[Entries from a dataset of interfaces]
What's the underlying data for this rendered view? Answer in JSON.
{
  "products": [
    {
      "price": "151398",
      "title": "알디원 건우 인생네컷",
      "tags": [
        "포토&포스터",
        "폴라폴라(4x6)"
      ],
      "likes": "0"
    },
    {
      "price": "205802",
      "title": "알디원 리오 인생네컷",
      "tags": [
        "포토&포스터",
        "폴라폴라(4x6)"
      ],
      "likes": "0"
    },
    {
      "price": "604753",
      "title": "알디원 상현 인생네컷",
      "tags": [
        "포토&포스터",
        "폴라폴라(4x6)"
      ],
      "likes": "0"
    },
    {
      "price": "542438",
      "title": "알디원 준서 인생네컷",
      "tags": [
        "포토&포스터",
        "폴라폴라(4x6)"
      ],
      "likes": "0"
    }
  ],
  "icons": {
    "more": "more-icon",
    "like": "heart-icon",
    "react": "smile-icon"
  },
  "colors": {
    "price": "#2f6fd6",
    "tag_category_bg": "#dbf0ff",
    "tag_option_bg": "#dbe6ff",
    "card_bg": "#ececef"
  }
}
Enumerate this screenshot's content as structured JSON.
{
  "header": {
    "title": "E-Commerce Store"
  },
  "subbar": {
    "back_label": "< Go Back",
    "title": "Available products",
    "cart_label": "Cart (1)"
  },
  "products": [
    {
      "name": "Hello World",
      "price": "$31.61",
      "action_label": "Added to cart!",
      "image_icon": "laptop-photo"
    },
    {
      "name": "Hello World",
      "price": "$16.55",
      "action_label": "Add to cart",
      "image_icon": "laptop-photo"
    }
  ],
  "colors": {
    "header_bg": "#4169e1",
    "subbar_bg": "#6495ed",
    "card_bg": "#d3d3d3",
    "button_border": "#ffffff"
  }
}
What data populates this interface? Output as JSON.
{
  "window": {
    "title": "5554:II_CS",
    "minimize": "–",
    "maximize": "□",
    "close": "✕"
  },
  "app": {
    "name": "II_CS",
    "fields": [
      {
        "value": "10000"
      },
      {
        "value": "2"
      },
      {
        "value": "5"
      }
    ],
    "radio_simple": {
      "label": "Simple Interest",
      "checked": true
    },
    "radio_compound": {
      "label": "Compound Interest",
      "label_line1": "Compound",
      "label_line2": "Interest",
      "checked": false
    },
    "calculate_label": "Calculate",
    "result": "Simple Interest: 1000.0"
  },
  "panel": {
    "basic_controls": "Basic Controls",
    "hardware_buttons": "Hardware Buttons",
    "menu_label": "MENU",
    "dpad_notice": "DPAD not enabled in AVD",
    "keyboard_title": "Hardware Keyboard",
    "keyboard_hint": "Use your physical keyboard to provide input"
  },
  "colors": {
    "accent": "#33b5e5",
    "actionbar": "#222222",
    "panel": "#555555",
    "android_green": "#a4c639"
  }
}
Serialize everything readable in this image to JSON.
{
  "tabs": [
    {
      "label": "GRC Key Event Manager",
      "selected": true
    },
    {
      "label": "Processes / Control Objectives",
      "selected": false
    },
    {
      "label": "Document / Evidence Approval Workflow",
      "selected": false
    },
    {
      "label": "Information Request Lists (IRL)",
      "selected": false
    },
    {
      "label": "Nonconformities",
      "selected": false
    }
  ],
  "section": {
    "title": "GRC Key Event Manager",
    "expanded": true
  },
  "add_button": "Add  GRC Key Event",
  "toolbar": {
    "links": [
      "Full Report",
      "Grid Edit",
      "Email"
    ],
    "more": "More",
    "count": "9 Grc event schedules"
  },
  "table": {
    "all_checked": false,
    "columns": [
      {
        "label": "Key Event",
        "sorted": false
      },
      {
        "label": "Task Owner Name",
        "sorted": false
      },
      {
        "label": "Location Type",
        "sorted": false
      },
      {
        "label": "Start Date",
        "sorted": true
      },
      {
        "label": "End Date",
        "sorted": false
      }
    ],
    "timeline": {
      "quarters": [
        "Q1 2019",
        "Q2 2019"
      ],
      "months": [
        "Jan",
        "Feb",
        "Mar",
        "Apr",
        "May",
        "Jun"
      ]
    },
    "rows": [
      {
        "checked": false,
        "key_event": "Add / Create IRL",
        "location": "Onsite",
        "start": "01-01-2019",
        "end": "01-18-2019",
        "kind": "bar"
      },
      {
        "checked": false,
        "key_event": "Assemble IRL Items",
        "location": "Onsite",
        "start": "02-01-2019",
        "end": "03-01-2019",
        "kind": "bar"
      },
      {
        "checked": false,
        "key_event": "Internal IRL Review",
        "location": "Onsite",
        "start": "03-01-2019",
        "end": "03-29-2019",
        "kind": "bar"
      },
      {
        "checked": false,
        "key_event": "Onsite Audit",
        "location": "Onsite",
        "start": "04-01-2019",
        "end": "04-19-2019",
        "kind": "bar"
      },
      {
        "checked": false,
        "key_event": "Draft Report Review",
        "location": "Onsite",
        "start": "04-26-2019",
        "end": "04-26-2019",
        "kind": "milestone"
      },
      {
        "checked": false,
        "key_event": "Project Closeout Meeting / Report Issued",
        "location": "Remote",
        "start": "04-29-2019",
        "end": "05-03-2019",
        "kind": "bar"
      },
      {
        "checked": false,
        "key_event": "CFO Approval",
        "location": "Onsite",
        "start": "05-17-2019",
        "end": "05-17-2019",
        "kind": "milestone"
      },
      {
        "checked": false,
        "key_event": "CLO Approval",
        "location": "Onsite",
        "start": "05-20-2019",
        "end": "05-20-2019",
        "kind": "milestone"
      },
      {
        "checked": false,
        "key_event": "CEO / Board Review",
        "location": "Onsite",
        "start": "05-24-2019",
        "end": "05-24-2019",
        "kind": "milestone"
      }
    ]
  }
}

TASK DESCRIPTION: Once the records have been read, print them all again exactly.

ANSWER:
What's the underlying data for this rendered view? Answer in JSON.
{
  "products": [
    {
      "price": "151398",
      "title": "알디원 건우 인생네컷",
      "tags": [
        "포토&포스터",
        "폴라폴라(4x6)"
      ],
      "likes": "0"
    },
    {
      "price": "205802",
      "title": "알디원 리오 인생네컷",
      "tags": [
        "포토&포스터",
        "폴라폴라(4x6)"
      ],
      "likes": "0"
    },
    {
      "price": "604753",
      "title": "알디원 상현 인생네컷",
      "tags": [
        "포토&포스터",
        "폴라폴라(4x6)"
      ],
      "likes": "0"
    },
    {
      "price": "542438",
      "title": "알디원 준서 인생네컷",
      "tags": [
        "포토&포스터",
        "폴라폴라(4x6)"
      ],
      "likes": "0"
    }
  ],
  "icons": {
    "more": "more-icon",
    "like": "heart-icon",
    "react": "smile-icon"
  },
  "colors": {
    "price": "#2f6fd6",
    "tag_category_bg": "#dbf0ff",
    "tag_option_bg": "#dbe6ff",
    "card_bg": "#ececef"
  }
}
Enumerate this screenshot's content as structured JSON.
{
  "header": {
    "title": "E-Commerce Store"
  },
  "subbar": {
    "back_label": "< Go Back",
    "title": "Available products",
    "cart_label": "Cart (1)"
  },
  "products": [
    {
      "name": "Hello World",
      "price": "$31.61",
      "action_label": "Added to cart!",
      "image_icon": "laptop-photo"
    },
    {
      "name": "Hello World",
      "price": "$16.55",
      "action_label": "Add to cart",
      "image_icon": "laptop-photo"
    }
  ],
  "colors": {
    "header_bg": "#4169e1",
    "subbar_bg": "#6495ed",
    "card_bg": "#d3d3d3",
    "button_border": "#ffffff"
  }
}
What data populates this interface? Output as JSON.
{
  "window": {
    "title": "5554:II_CS",
    "minimize": "–",
    "maximize": "□",
    "close": "✕"
  },
  "app": {
    "name": "II_CS",
    "fields": [
      {
        "value": "10000"
      },
      {
        "value": "2"
      },
      {
        "value": "5"
      }
    ],
    "radio_simple": {
      "label": "Simple Interest",
      "checked": true
    },
    "radio_compound": {
      "label": "Compound Interest",
      "label_line1": "Compound",
      "label_line2": "Interest",
      "checked": false
    },
    "calculate_label": "Calculate",
    "result": "Simple Interest: 1000.0"
  },
  "panel": {
    "basic_controls": "Basic Controls",
    "hardware_buttons": "Hardware Buttons",
    "menu_label": "MENU",
    "dpad_notice": "DPAD not enabled in AVD",
    "keyboard_title": "Hardware Keyboard",
    "keyboard_hint": "Use your physical keyboard to provide input"
  },
  "colors": {
    "accent": "#33b5e5",
    "actionbar": "#222222",
    "panel": "#555555",
    "android_green": "#a4c639"
  }
}
Serialize everything readable in this image to JSON.
{
  "tabs": [
    {
      "label": "GRC Key Event Manager",
      "selected": true
    },
    {
      "label": "Processes / Control Objectives",
      "selected": false
    },
    {
      "label": "Document / Evidence Approval Workflow",
      "selected": false
    },
    {
      "label": "Information Request Lists (IRL)",
      "selected": false
    },
    {
      "label": "Nonconformities",
      "selected": false
    }
  ],
  "section": {
    "title": "GRC Key Event Manager",
    "expanded": true
  },
  "add_button": "Add  GRC Key Event",
  "toolbar": {
    "links": [
      "Full Report",
      "Grid Edit",
      "Email"
    ],
    "more": "More",
    "count": "9 Grc event schedules"
  },
  "table": {
    "all_checked": false,
    "columns": [
      {
        "label": "Key Event",
        "sorted": false
      },
      {
        "label": "Task Owner Name",
        "sorted": false
      },
      {
        "label": "Location Type",
        "sorted": false
      },
      {
        "label": "Start Date",
        "sorted": true
      },
      {
        "label": "End Date",
        "sorted": false
      }
    ],
    "timeline": {
      "quarters": [
        "Q1 2019",
        "Q2 2019"
      ],
      "months": [
        "Jan",
        "Feb",
        "Mar",
        "Apr",
        "May",
        "Jun"
      ]
    },
    "rows": [
      {
        "checked": false,
        "key_event": "Add / Create IRL",
        "location": "Onsite",
        "start": "01-01-2019",
        "end": "01-18-2019",
        "kind": "bar"
      },
      {
        "checked": false,
        "key_event": "Assemble IRL Items",
        "location": "Onsite",
        "start": "02-01-2019",
        "end": "03-01-2019",
        "kind": "bar"
      },
      {
        "checked": false,
        "key_event": "Internal IRL Review",
        "location": "Onsite",
        "start": "03-01-2019",
        "end": "03-29-2019",
        "kind": "bar"
      },
      {
        "checked": false,
        "key_event": "Onsite Audit",
        "location": "Onsite",
        "start": "04-01-2019",
        "end": "04-19-2019",
        "kind": "bar"
      },
      {
        "checked": false,
        "key_event": "Draft Report Review",
        "location": "Onsite",
        "start": "04-26-2019",
        "end": "04-26-2019",
        "kind": "milestone"
      },
      {
        "checked": false,
        "key_event": "Project Closeout Meeting / Report Issued",
        "location": "Remote",
        "start": "04-29-2019",
        "end": "05-03-2019",
        "kind": "bar"
      },
      {
        "checked": false,
        "key_event": "CFO Approval",
        "location": "Onsite",
        "start": "05-17-2019",
        "end": "05-17-2019",
        "kind": "milestone"
      },
      {
        "checked": false,
        "key_event": "CLO Approval",
        "location": "Onsite",
        "start": "05-20-2019",
        "end": "05-20-2019",
        "kind": "milestone"
      },
      {
        "checked": false,
        "key_event": "CEO / Board Review",
        "location": "Onsite",
        "start": "05-24-2019",
        "end": "05-24-2019",
        "kind": "milestone"
      }
    ]
  }
}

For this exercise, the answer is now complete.